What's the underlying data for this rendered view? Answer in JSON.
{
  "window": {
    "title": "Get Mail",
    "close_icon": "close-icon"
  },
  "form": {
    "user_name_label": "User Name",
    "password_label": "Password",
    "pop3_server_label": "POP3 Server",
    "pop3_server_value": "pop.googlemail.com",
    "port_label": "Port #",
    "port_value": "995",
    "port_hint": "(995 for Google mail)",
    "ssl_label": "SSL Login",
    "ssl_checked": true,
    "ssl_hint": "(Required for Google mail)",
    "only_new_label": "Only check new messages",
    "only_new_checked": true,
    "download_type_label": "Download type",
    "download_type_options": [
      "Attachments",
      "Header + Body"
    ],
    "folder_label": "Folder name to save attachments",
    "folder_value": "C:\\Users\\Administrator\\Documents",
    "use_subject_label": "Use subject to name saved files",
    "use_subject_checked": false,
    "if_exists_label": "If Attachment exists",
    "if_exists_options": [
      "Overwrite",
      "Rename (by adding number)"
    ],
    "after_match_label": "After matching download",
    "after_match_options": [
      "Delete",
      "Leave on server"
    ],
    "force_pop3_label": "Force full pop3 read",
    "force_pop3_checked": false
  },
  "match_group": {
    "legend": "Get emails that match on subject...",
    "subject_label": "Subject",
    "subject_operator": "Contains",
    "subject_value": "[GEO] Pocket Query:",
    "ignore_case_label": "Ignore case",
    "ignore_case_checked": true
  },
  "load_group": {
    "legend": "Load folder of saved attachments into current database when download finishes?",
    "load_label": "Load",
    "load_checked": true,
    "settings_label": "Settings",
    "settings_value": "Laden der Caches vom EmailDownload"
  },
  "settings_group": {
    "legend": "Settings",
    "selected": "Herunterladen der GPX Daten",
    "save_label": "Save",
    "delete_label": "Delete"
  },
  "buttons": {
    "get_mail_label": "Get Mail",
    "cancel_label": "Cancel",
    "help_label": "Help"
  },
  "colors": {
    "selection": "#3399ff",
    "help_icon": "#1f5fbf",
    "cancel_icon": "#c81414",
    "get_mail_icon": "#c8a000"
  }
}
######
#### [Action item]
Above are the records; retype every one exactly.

#### [Task response]
What's the underlying data for this rendered view? Answer in JSON.
{
  "window": {
    "title": "Get Mail",
    "close_icon": "close-icon"
  },
  "form": {
    "user_name_label": "User Name",
    "password_label": "Password",
    "pop3_server_label": "POP3 Server",
    "pop3_server_value": "pop.googlemail.com",
    "port_label": "Port #",
    "port_value": "995",
    "port_hint": "(995 for Google mail)",
    "ssl_label": "SSL Login",
    "ssl_checked": true,
    "ssl_hint": "(Required for Google mail)",
    "only_new_label": "Only check new messages",
    "only_new_checked": true,
    "download_type_label": "Download type",
    "download_type_options": [
      "Attachments",
      "Header + Body"
    ],
    "folder_label": "Folder name to save attachments",
    "folder_value": "C:\\Users\\Administrator\\Documents",
    "use_subject_label": "Use subject to name saved files",
    "use_subject_checked": false,
    "if_exists_label": "If Attachment exists",
    "if_exists_options": [
      "Overwrite",
      "Rename (by adding number)"
    ],
    "after_match_label": "After matching download",
    "after_match_options": [
      "Delete",
      "Leave on server"
    ],
    "force_pop3_label": "Force full pop3 read",
    "force_pop3_checked": false
  },
  "match_group": {
    "legend": "Get emails that match on subject...",
    "subject_label": "Subject",
    "subject_operator": "Contains",
    "subject_value": "[GEO] Pocket Query:",
    "ignore_case_label": "Ignore case",
    "ignore_case_checked": true
  },
  "load_group": {
    "legend": "Load folder of saved attachments into current database when download finishes?",
    "load_label": "Load",
    "load_checked": true,
    "settings_label": "Settings",
    "settings_value": "Laden der Caches vom EmailDownload"
  },
  "settings_group": {
    "legend": "Settings",
    "selected": "Herunterladen der GPX Daten",
    "save_label": "Save",
    "delete_label": "Delete"
  },
  "buttons": {
    "get_mail_label": "Get Mail",
    "cancel_label": "Cancel",
    "help_label": "Help"
  },
  "colors": {
    "selection": "#3399ff",
    "help_icon": "#1f5fbf",
    "cancel_icon": "#c81414",
    "get_mail_icon": "#c8a000"
  }
}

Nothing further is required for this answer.